Is Legislation needed on Carbon Monoxide Safety?
The deaths of three family members living in a static home at the Tremarle Park in Camborne Cornwall last week highlights once again the deadly effects of Carbon Monoxide.

John Cook, his wife Audrey, daughter Maureen and their pet dog all died after inhaling CO fumes from a faulty gas heater. At the levels of carbon monoxide present the rescue services believe they would have been overcome in minutes most likely unaware of the danger posed by the odourless and invisible gas.
Carbon Monoxide poisoning is all too common and literally hundreds of fatalities are recorded each year. Despite a number of Carbon Monoxide awareness campaigns over the past years the message is clearly not getting through. Part of the problem is that many do not realise there is a danger present until it is too late which begs the question what more can be done?
The awareness campaigns concentrate on encouraging preventive measures by home owners including ensuring carbon fuel based heaters and cookers are serviced regularly and carbon monoxide detector alarms are fitted in at risk premises. This approach only goes a small way to tackling the issue. Heating boilers and appliances can fail at any time – quite literally days after a service. Tenants and temporary residents of holiday lets are unlikely to fit CO alarms placing the onus on landlords and caravan site owners who without enforceable legislation have no real incentive.

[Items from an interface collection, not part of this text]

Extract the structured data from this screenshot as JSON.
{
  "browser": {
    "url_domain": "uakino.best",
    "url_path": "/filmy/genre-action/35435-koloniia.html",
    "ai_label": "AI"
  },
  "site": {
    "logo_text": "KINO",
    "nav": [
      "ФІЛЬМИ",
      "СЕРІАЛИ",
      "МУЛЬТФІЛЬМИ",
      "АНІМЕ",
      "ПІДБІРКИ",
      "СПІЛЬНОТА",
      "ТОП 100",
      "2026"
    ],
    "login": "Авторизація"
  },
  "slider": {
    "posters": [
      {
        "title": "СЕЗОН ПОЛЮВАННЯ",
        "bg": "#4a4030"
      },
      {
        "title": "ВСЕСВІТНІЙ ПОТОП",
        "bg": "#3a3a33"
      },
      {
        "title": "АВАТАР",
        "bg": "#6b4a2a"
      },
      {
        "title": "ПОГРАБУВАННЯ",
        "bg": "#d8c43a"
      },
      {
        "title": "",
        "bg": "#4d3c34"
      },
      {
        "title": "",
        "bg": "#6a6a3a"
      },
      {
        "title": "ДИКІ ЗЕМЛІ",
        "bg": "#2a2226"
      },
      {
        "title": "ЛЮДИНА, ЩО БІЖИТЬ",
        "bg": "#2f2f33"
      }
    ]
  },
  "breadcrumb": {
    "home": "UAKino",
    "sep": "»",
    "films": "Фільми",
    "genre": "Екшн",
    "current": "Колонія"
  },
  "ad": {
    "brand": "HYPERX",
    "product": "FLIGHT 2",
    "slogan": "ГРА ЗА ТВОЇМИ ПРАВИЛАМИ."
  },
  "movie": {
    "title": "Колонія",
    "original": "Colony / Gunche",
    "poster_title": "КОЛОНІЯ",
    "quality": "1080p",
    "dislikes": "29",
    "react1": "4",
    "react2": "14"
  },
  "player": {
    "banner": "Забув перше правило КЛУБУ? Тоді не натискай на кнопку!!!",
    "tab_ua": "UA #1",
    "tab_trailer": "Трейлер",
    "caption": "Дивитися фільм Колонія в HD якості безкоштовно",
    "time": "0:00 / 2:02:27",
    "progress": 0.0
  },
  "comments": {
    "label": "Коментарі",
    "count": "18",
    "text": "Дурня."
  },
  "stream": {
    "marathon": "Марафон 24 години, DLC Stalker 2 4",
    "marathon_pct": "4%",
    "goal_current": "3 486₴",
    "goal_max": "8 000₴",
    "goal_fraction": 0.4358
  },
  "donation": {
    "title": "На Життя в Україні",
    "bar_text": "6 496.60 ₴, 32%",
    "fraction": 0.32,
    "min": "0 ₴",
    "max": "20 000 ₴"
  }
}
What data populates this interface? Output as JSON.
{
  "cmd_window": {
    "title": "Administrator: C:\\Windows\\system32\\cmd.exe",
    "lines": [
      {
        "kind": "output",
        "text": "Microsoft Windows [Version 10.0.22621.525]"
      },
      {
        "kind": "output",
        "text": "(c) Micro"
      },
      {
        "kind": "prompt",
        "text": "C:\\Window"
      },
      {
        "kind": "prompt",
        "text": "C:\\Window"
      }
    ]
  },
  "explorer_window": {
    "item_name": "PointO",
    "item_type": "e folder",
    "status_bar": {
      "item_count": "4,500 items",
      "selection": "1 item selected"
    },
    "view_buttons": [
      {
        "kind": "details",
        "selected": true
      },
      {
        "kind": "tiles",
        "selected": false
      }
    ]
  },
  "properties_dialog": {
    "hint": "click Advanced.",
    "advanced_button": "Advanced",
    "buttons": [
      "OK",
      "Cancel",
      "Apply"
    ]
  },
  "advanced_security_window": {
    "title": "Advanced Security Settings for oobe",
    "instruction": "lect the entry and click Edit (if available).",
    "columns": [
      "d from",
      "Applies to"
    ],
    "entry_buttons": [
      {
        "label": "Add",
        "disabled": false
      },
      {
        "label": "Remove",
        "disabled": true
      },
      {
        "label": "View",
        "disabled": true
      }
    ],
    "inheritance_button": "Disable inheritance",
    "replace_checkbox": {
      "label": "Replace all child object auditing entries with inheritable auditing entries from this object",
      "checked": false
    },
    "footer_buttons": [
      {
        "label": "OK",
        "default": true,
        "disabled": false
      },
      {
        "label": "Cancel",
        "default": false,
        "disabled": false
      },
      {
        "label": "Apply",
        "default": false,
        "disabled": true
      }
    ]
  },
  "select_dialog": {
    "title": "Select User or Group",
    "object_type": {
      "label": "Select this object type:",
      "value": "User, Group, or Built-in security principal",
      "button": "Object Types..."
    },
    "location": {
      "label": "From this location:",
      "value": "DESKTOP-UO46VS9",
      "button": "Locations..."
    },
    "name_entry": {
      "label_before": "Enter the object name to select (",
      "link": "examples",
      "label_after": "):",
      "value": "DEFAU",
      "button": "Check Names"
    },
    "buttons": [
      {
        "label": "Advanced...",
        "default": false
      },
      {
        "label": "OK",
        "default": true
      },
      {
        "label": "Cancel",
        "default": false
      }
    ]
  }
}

For tragedies like the deaths in Camborne to be avoided it needs proactive action by our legislators similar to the very successful scheme operated by many fire and rescue services that provides free fire safety checks and grants for smoke alarms to householders.
In my opinion all landlords and operators of holiday residential parks should be required to install Carbon Monoxide Alarms if the premises utilise carbon fuel appliances. Such a requirement should be implicit within the Regulatory Reform (Fire Safety) Order. All new oil, gas and solid fuel central heating installations should have carbon monoxide alarms fitted as standard enforced by a formal industry backed code of practice.

In addition surely it is common sense to require manufacturers of solid and carbon fuel based heating boilers and cookers to fit integral Carbon Monoxide detectors to their products linked to an automatic shut off valve.
I am no fan of petty health and safety regulation but when it comes to the prevention of Carbon Monoxide poisoning the existing legislative safeguards seem wholly inadequate.